• **What you have to do**: Below are records to give again exactly; omit each image they contain.

(Dataset rows describing interfaces)
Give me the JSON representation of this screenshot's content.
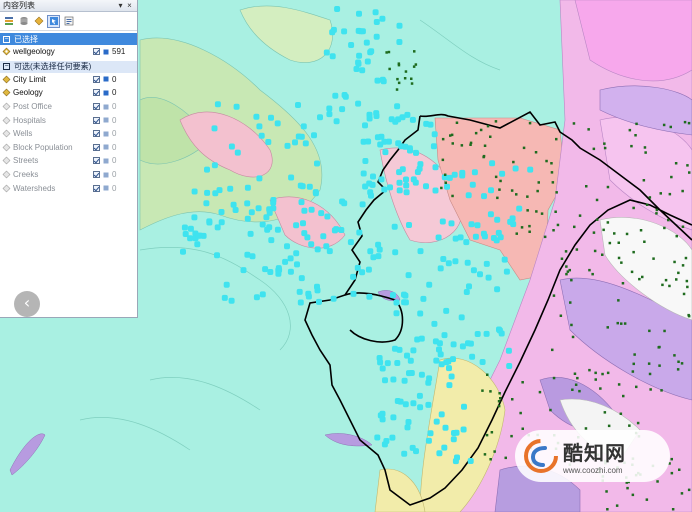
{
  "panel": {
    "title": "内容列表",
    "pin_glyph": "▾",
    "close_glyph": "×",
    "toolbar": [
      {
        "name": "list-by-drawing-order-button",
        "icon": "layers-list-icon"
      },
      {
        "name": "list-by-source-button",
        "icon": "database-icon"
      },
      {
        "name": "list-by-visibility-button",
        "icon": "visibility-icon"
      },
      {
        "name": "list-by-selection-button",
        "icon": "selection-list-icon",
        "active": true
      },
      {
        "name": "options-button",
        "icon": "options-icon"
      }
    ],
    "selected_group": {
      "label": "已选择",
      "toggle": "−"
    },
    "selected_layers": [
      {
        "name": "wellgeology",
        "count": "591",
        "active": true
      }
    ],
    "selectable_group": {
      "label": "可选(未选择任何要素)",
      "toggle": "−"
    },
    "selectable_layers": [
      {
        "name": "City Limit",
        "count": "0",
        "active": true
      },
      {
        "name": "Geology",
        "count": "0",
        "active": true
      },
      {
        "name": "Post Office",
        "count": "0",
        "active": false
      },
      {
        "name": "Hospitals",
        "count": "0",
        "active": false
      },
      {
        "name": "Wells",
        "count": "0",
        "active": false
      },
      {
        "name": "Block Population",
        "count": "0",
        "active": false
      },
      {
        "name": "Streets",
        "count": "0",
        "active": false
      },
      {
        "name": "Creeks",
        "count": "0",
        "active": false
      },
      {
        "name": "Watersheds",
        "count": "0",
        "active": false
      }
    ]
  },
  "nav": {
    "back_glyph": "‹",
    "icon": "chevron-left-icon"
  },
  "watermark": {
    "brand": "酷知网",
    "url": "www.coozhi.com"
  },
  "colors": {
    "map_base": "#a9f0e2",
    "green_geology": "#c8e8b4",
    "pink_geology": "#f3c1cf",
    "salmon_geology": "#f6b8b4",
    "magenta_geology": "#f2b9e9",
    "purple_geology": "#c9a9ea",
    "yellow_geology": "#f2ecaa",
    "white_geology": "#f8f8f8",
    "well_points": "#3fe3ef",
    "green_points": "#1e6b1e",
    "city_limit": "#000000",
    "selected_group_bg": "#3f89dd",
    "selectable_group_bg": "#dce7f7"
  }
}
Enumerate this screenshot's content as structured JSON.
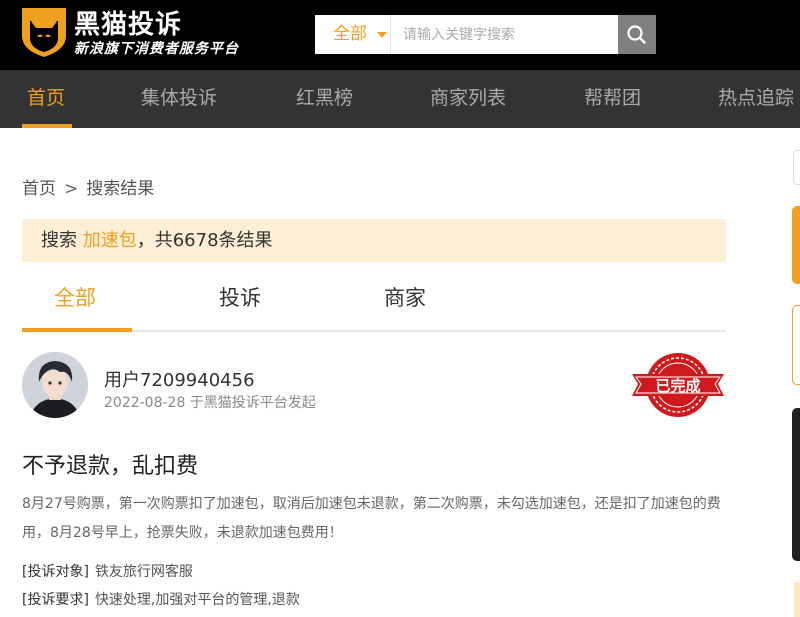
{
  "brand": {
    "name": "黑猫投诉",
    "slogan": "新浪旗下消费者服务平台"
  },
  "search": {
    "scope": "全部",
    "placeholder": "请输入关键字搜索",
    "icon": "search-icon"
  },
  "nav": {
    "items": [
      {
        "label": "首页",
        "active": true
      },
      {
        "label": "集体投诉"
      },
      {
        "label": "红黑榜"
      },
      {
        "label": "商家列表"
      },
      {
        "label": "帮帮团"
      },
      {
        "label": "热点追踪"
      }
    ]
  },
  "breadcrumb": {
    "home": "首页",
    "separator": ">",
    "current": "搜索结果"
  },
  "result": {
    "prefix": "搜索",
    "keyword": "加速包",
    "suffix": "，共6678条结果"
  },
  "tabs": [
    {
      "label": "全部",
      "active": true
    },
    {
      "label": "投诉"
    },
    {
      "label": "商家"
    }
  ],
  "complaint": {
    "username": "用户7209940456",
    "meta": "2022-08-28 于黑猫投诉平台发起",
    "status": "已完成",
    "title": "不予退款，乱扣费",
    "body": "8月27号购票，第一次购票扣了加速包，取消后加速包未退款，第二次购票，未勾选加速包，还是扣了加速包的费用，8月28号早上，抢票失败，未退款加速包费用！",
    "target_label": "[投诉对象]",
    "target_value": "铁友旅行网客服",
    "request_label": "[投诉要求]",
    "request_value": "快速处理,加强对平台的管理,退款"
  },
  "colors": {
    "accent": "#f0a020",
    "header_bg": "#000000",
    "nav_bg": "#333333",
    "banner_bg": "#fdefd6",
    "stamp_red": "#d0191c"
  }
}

• **Response**:
Give me the JSON representation of this screenshot's content.
{
  "panel": {
    "title": "内容列表",
    "pin_glyph": "▾",
    "close_glyph": "×",
    "toolbar": [
      {
        "name": "list-by-drawing-order-button",
        "icon": "layers-list-icon"
      },
      {
        "name": "list-by-source-button",
        "icon": "database-icon"
      },
      {
        "name": "list-by-visibility-button",
        "icon": "visibility-icon"
      },
      {
        "name": "list-by-selection-button",
        "icon": "selection-list-icon",
        "active": true
      },
      {
        "name": "options-button",
        "icon": "options-icon"
      }
    ],
    "selected_group": {
      "label": "已选择",
      "toggle": "−"
    },
    "selected_layers": [
      {
        "name": "wellgeology",
        "count": "591",
        "active": true
      }
    ],
    "selectable_group": {
      "label": "可选(未选择任何要素)",
      "toggle": "−"
    },
    "selectable_layers": [
      {
        "name": "City Limit",
        "count": "0",
        "active": true
      },
      {
        "name": "Geology",
        "count": "0",
        "active": true
      },
      {
        "name": "Post Office",
        "count": "0",
        "active": false
      },
      {
        "name": "Hospitals",
        "count": "0",
        "active": false
      },
      {
        "name": "Wells",
        "count": "0",
        "active": false
      },
      {
        "name": "Block Population",
        "count": "0",
        "active": false
      },
      {
        "name": "Streets",
        "count": "0",
        "active": false
      },
      {
        "name": "Creeks",
        "count": "0",
        "active": false
      },
      {
        "name": "Watersheds",
        "count": "0",
        "active": false
      }
    ]
  },
  "nav": {
    "back_glyph": "‹",
    "icon": "chevron-left-icon"
  },
  "watermark": {
    "brand": "酷知网",
    "url": "www.coozhi.com"
  },
  "colors": {
    "map_base": "#a9f0e2",
    "green_geology": "#c8e8b4",
    "pink_geology": "#f3c1cf",
    "salmon_geology": "#f6b8b4",
    "magenta_geology": "#f2b9e9",
    "purple_geology": "#c9a9ea",
    "yellow_geology": "#f2ecaa",
    "white_geology": "#f8f8f8",
    "well_points": "#3fe3ef",
    "green_points": "#1e6b1e",
    "city_limit": "#000000",
    "selected_group_bg": "#3f89dd",
    "selectable_group_bg": "#dce7f7"
  }
}
Enumerate this screenshot's content as structured JSON.
{
  "brand": {
    "name": "黑猫投诉",
    "slogan": "新浪旗下消费者服务平台"
  },
  "search": {
    "scope": "全部",
    "placeholder": "请输入关键字搜索",
    "icon": "search-icon"
  },
  "nav": {
    "items": [
      {
        "label": "首页",
        "active": true
      },
      {
        "label": "集体投诉"
      },
      {
        "label": "红黑榜"
      },
      {
        "label": "商家列表"
      },
      {
        "label": "帮帮团"
      },
      {
        "label": "热点追踪"
      }
    ]
  },
  "breadcrumb": {
    "home": "首页",
    "separator": ">",
    "current": "搜索结果"
  },
  "result": {
    "prefix": "搜索",
    "keyword": "加速包",
    "suffix": "，共6678条结果"
  },
  "tabs": [
    {
      "label": "全部",
      "active": true
    },
    {
      "label": "投诉"
    },
    {
      "label": "商家"
    }
  ],
  "complaint": {
    "username": "用户7209940456",
    "meta": "2022-08-28 于黑猫投诉平台发起",
    "status": "已完成",
    "title": "不予退款，乱扣费",
    "body": "8月27号购票，第一次购票扣了加速包，取消后加速包未退款，第二次购票，未勾选加速包，还是扣了加速包的费用，8月28号早上，抢票失败，未退款加速包费用！",
    "target_label": "[投诉对象]",
    "target_value": "铁友旅行网客服",
    "request_label": "[投诉要求]",
    "request_value": "快速处理,加强对平台的管理,退款"
  },
  "colors": {
    "accent": "#f0a020",
    "header_bg": "#000000",
    "nav_bg": "#333333",
    "banner_bg": "#fdefd6",
    "stamp_red": "#d0191c"
  }
}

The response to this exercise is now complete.